▶ WORK REQUIRED
Only lines with the word "this" are needed; collect each of them from the listing below.

▶ PROVIDED MATERIAL
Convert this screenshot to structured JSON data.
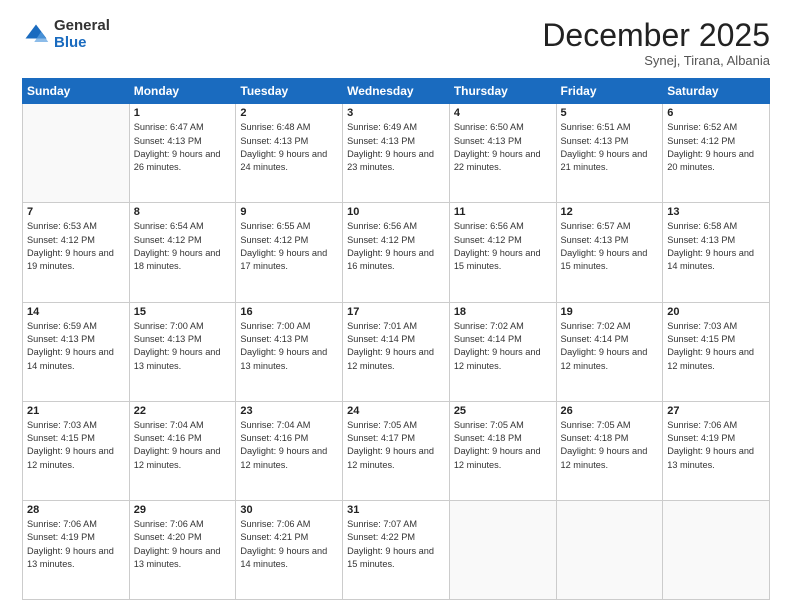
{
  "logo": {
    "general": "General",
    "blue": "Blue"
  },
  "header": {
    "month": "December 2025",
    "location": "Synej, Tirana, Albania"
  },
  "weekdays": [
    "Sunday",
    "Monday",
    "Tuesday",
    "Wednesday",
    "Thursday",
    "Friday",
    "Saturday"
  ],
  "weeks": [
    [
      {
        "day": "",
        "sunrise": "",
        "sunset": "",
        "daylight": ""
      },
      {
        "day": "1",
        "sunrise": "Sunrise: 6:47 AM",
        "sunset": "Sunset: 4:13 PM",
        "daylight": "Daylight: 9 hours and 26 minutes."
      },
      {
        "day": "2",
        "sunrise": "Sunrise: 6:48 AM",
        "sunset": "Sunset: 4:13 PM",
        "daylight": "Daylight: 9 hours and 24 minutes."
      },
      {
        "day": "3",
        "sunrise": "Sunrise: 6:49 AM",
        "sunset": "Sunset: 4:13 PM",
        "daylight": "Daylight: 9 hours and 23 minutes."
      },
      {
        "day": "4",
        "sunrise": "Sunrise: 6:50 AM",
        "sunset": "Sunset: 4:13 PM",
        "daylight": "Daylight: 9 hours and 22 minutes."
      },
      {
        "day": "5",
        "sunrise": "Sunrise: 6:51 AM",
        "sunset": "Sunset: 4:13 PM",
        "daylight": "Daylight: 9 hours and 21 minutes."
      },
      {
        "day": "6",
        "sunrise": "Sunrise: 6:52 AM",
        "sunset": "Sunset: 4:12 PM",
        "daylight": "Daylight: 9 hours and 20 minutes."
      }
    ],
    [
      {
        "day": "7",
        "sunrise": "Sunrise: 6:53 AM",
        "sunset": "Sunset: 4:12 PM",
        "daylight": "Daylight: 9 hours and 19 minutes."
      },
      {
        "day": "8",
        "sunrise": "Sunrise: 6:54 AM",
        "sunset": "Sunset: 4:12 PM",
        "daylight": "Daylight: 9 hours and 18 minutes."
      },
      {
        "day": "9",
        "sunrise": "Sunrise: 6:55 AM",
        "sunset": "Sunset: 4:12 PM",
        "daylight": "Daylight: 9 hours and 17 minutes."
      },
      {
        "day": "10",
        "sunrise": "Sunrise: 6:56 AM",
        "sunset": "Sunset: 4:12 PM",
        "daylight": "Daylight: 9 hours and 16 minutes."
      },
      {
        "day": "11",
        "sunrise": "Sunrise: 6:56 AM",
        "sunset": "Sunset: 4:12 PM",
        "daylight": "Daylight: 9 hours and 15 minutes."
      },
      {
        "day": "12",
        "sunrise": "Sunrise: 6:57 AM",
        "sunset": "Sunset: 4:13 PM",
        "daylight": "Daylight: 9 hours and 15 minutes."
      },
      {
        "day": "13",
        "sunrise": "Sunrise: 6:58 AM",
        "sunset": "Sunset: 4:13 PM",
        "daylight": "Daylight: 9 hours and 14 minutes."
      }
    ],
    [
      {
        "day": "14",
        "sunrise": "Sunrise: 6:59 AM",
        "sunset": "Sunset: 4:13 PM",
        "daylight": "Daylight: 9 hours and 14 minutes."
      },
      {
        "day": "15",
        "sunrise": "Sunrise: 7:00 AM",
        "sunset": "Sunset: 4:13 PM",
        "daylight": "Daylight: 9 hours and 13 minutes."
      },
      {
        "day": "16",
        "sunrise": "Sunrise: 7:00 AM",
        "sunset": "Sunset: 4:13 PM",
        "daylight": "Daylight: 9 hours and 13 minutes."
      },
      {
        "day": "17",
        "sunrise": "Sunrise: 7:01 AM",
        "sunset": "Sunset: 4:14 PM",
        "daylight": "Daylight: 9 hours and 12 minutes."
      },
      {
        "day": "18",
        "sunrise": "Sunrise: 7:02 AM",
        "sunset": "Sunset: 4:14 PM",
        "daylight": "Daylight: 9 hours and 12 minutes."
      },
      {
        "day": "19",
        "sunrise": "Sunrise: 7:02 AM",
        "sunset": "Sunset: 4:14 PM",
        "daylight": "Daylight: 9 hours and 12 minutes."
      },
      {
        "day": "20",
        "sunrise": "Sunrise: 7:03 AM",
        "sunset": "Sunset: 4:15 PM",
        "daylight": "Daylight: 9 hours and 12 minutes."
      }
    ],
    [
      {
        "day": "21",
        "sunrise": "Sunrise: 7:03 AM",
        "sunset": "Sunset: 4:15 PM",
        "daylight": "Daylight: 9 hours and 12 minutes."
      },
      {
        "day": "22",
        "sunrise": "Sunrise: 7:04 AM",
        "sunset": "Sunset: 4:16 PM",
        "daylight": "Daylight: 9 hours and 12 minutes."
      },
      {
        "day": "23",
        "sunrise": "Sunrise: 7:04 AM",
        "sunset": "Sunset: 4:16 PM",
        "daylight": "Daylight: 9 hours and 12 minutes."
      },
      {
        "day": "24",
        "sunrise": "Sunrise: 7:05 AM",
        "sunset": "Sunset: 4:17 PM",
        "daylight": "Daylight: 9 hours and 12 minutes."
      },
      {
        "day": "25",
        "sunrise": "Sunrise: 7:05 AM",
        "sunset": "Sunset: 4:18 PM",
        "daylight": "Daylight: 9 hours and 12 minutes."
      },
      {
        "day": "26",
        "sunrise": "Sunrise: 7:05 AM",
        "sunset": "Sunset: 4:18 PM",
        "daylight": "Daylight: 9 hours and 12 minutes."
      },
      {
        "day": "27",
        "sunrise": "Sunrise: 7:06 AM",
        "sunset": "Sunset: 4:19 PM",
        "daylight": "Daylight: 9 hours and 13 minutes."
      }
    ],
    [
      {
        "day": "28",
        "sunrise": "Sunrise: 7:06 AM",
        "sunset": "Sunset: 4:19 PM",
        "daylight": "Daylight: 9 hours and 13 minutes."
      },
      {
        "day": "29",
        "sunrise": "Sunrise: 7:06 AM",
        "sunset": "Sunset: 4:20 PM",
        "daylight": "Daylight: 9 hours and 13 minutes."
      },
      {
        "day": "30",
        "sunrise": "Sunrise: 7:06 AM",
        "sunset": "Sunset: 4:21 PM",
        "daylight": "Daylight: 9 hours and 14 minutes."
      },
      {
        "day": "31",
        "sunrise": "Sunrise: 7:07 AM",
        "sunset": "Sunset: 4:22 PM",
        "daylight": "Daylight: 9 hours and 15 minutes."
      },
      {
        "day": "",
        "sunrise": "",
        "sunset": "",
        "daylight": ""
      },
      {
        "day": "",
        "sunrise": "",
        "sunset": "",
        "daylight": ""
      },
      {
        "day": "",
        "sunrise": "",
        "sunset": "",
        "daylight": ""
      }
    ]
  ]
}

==

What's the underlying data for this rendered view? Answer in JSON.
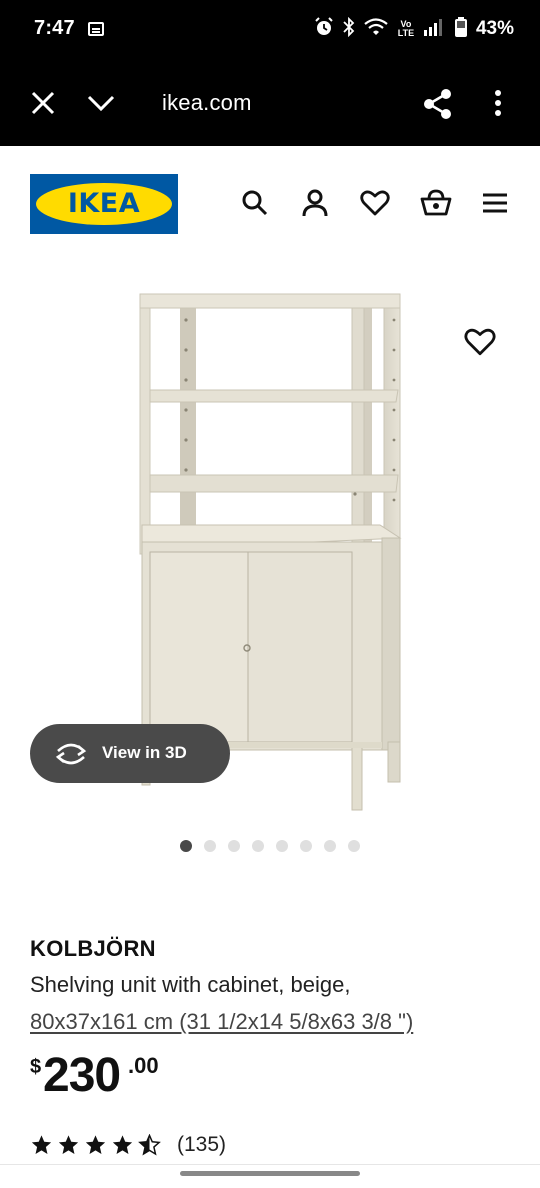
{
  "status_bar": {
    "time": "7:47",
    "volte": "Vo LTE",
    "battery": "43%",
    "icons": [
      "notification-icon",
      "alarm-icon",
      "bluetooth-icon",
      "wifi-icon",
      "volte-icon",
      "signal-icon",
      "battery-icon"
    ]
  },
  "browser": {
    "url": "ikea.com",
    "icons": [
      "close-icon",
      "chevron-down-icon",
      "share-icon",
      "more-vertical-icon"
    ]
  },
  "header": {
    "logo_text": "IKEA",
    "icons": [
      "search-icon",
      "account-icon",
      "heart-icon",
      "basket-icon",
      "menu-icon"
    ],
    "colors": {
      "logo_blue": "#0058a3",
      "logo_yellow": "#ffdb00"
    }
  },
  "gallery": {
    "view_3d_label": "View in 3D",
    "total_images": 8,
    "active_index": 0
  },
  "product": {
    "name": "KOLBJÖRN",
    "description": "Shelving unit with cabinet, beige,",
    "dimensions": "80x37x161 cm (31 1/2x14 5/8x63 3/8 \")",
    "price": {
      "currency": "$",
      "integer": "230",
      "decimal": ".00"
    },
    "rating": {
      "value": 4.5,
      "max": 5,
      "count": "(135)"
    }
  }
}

▶ WRITTEN SOLUTION
Convert this screenshot to structured JSON data.
What's the underlying data for this rendered view? Answer in JSON.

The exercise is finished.